Here is an excerpt of the better parts of the article:
Some couples, such as the Antenuccis, had trouble getting pregnant. They wanted to learn the physical signs of a woman's fertile times of the month so they could target their efforts. Others, including David and Colleen Toder of New Paltz, sought an eco-friendly way to avoid pregnancy without the side effects associated with birth-control pills.
Both couples agree with the Pappalardos of Stony Point, who teach Natural Family Planning in Rockland County, that the methods promote healthier marriages because of the physical and emotional intimacy required to master the techniques.
"Theresa is our gift from NFP," Tracey Pappalardo, 43, said as her husband, Andrew, cuddled the sleepy toddler, their youngest of four children. "We decided to have her because NFP made us closer to each other, and more open to new life."
The Archdiocese of New York endorses the Creighton or the Sympto-Thermal methods, which use cervical mucus and temperature readings to determine when a woman is most likely to conceive so she can avoid or have sex on those seven to 10 days each month, depending on the desired outcome.
In contrast to the infamous calendar-based "rhythm method," which wrongly assumed all women had the same cycle, these recommended techniques boast contraceptive rates between the 99.6 percent reported in the American Journal of Reproductive Medicine and the 75 percent estimated by the American College of Obstetricians and Gynecologists.
And, remember, NFP isn't just for Catholics, either:
David Toder, who grew up in a Reform Jewish family in Scarsdale, also argues that the Catholic connotations are secondary to the benefits of practicing environmentally friendly parenting that strengthens a couple's emotional bond.
"Contraception puts a barrier between the couple," he said. "With NFP, you have to work together and trust each other. And, there's a cyclical relationship - a dating and a honeymoon - and that adds to the spice of life and the appreciation you have, and your relationship is well-rounded."
That's good stuff. But we can't have a complete article without the usual dose of doom, gloom, condescension, and skeptical lecturing from the Left:
The American Fertility Association doesn't oppose Natural Family Planning, but Pamela Madsen, executive director, expressed concern that women most drawn to these methods might also be the least likely to use them effectively to avoid pregnancy.
"Many women who are engaged with Natural Family Planning tend to be more conservative and may not be as comfortable in getting to know their bodies in the way that is recommended," she said, adding that she also fears that women trying to get pregnant could waste time on these techniques when they really need medical help.
Since when does conservatism entail being afraid of one's body? Madsen is not basing her opinion on facts. She is working from the popular stereotype of conservative women as being squeamish about anything having to do with their bodies, especially their reproductive health. This is a fallacy.

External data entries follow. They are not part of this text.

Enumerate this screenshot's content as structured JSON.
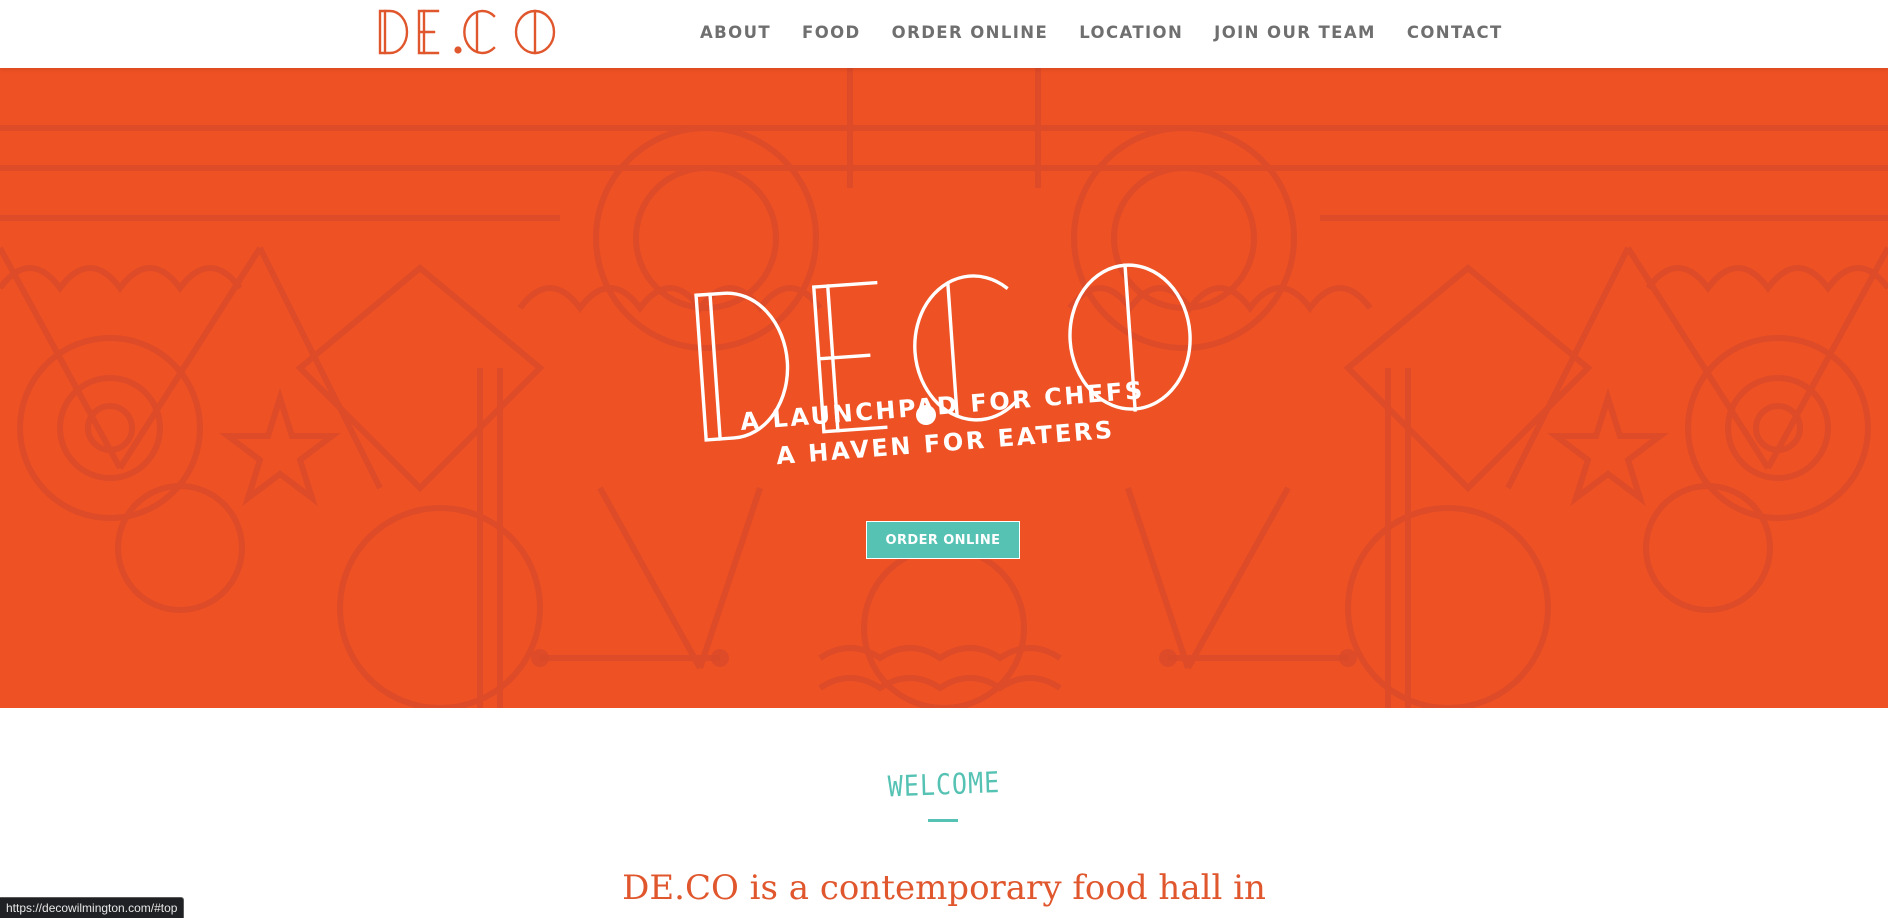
{
  "brand": {
    "logo_text": "DE.CO",
    "logo_color": "#e0562d",
    "accent_teal": "#55c2b3",
    "hero_orange": "#ee5124"
  },
  "nav": {
    "items": [
      {
        "label": "ABOUT"
      },
      {
        "label": "FOOD"
      },
      {
        "label": "ORDER ONLINE"
      },
      {
        "label": "LOCATION"
      },
      {
        "label": "JOIN OUR TEAM"
      },
      {
        "label": "CONTACT"
      }
    ]
  },
  "hero": {
    "wordmark": "DE.CO",
    "tagline_line1": "A LAUNCHPAD FOR CHEFS",
    "tagline_line2": "A HAVEN FOR EATERS",
    "cta_label": "ORDER ONLINE"
  },
  "welcome": {
    "label": "WELCOME",
    "headline": "DE.CO is a contemporary food hall in"
  },
  "status_bar": {
    "url": "https://decowilmington.com/#top"
  }
}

If anything, it is the use of artificial birth control that suggests fear of one's body, because it allows one to suppress or block natural functions that one does not understand or wish to face. Women who are afraid of their bodies (and men who are afraid of women's bodies and can't even handle the idea of mucous) do not use NFP. Instead, they usually give up before they've even tried it , and go back to artificial methods. If Ms. Madsen spent even five minutes talking to couples at an NFP class, (and five more talking to other couples about why NFP scares them) she would see that her own fears are largely unfounded.
Her other concern, that women would use NFP as a substitute for necessary medical advice is also highly pessimistic, and gives little credit to women or NFP itself. Daily tracking of one's fertility signs allows a person to be more in touch with her body than ever. Speaking from my reading and from personal experience, I can say that it can actually improve doctor-patient communication by allowing women to know when they really do need to go to the doctor. If one is using NFP to get pregnant, for example, and it is still not working, one knows that it is time to see a fertility specialist to discuss any medical problems that could interfere with conception. Not only that, but NFP allows women to be more in touch with their cycles. This allows them to spot some abnormalities that they may not have noticed otherwise, and discuss these with their doctors. In short, NFP makes women more aware, not less, of when they "really need medical help"--and can help doctors to make that medical help more effective.
Madsen's head is so buried in her prejudices (or whatever else) that she is unwilling to give modern conservative women credit for their brains, or science credit for its discoveries.
But at least her comments, despite being strategically placed for maximum dramatic effect, sound properly negative next to comments like this from couples who are throughly familiar with the pros and cons of NFP (I don't hear any fear of the body, do you?):
"With your body, with NFP, you're a gift to your spouse," he said. "It's so important for a husband and wife to be gifts to each other. And children become the fruit of that covenant."
Hat Tip: Dawn Eden.